A Techaisle survey of nearly 900 midmarket firms in the US found that 42% believe that digital transformation is a key to employee empowerment. In an era where employees are expected to move fluidly across a wide range of tasks – and where staffers and contractors expect to be able to work at any time, from any location, with access to any data source they might require – employee empowerment is a key factor in driving corporate responsiveness, staff recruitment and retention and bottom-line success. No wonder improving workforce productivity is #1 in the list of midmarket business priorities.
Digital transformation offers a path to translating the promise of core technologies, such as mobility and cloud, into new empowerment and process options, via the creation of a connected workplace where applications and collaboration systems seamlessly connect to the anytime/anywhere/anyplace/any data demands of the modern workforce. And this digital transformation evolution leads in turn to realization of the other top issues shown above: reduced cost, increased profitability and growth, and better processes and customer outcomes.
It is important that the channel step up to helping clients to build digital transformation strategies – because midmarket firms are struggling with a wide range of challenges that impede the evolution to an empowered workforce. From a workforce perspective, digital transformation demands change within both IT and the workforce as a whole. The key digital transformation challenges identified by midmarket firms – are lack of skills, a risk-averse culture and lack of adequate technology to support digitization initiatives.
The third of these issues, adequate technology, is often a digital transformation stumbling block for midmarket IT organizations. The digital transformation vision for employee empowerment includes self-service access to needed applications and data; the reality of many IT shops includes an inability to integrate data across different systems and to deliver it securely on an any place/any device/any application basis, and a mobility strategy that falls short of corporate requirements for security and data protection, auditability and disaster recovery.
The second issue, a risk-averse culture, extends beyond IT to executives who have not yet grasped the potential benefits associated with digital transformation – or, in the context of a fast-moving economy, the need for change.
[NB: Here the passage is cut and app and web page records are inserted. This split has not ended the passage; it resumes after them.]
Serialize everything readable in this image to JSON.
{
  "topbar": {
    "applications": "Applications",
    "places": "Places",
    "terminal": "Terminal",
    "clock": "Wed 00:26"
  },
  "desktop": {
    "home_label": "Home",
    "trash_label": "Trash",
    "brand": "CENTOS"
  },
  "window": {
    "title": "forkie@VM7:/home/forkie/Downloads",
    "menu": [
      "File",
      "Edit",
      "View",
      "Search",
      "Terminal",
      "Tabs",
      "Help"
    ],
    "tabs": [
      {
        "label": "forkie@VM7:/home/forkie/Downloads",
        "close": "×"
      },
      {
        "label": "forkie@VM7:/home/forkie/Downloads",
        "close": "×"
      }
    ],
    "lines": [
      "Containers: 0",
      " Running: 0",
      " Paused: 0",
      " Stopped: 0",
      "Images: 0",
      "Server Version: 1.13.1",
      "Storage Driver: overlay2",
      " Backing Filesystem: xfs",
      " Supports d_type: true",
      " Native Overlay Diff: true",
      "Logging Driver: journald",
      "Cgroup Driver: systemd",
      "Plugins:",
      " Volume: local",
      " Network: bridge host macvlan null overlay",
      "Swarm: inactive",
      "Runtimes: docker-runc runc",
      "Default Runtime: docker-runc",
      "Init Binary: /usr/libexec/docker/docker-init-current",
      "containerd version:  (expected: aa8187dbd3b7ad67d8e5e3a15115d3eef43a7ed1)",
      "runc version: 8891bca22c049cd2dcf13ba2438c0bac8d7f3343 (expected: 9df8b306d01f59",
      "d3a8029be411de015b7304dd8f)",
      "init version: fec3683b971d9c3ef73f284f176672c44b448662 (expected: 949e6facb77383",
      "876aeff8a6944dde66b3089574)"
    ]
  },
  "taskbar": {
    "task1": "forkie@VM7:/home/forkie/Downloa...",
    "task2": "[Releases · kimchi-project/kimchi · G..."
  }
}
In some cases, this may simply reflect a desire to continue with ‘business as usual,’ while in others, it may stem from an inability to see how their firms can bridge the gap from their current reality to a brighter digital transformation future.
The top issue, lack of skills, is one that needs to be addressed by the channel. It will be years – possibly, decades – before digital transformation skills are so common that every midmarket firm has depth in both IT and in the workforce at large. Until that time, the channel needs to provide leadership to its midmarket clients: it needs to deliver the IT skills and guidance needed to evolve core technology to the point where it supports digital-transformation-ready connected solutions, and it needs to provide the advice that business leaders need, in order to understand and capitalize on the many business benefits that are gained from employee empowerment.
Bridging the gap
Laozi once said that “the journey of a thousand miles begins with one step”. With respect, though, he was not correct: a long and complex journey begins with a vision, and a plan, and proceeds to the steps along the path. What does this mean to growth-focused channel members looking to help clients to ‘bridge the gap’ to employee empowerment?
- From a business perspective, ‘bridging the gap’ means helping executive clients to see the productivity, profitability, agility and innovation potential of an empowered workforce – and perhaps, illustrating as well the possible threat associated with being late to the digital transformation party
- From a technology perspective, ‘bridging the gap’ means delivering a roadmap that shows how current infrastructure can follow a logical path to support for social, self-service and connected, ubiquitous data while enhancing security, backup, audit and DR
- From a skills perspective, midmarket firms need access to professionals who can define the path from basic IT potential to real business benefit – and will find that guidance in the channel, from firms that have themselves made the leap into the digital transformation (DX) future.
Employee empowerment begins with a vision – and a plan. Midmarket clients urgently need advisors who can deliver both – and the business benefits that are unlocked by DX-empowered employees.
Senior executives in midmarket organizations care about digital transformation – and as a result, channel members can leverage their understanding of key Digital transformation objectives and roadmaps into long-term, sustainable relationships with senior decision makers.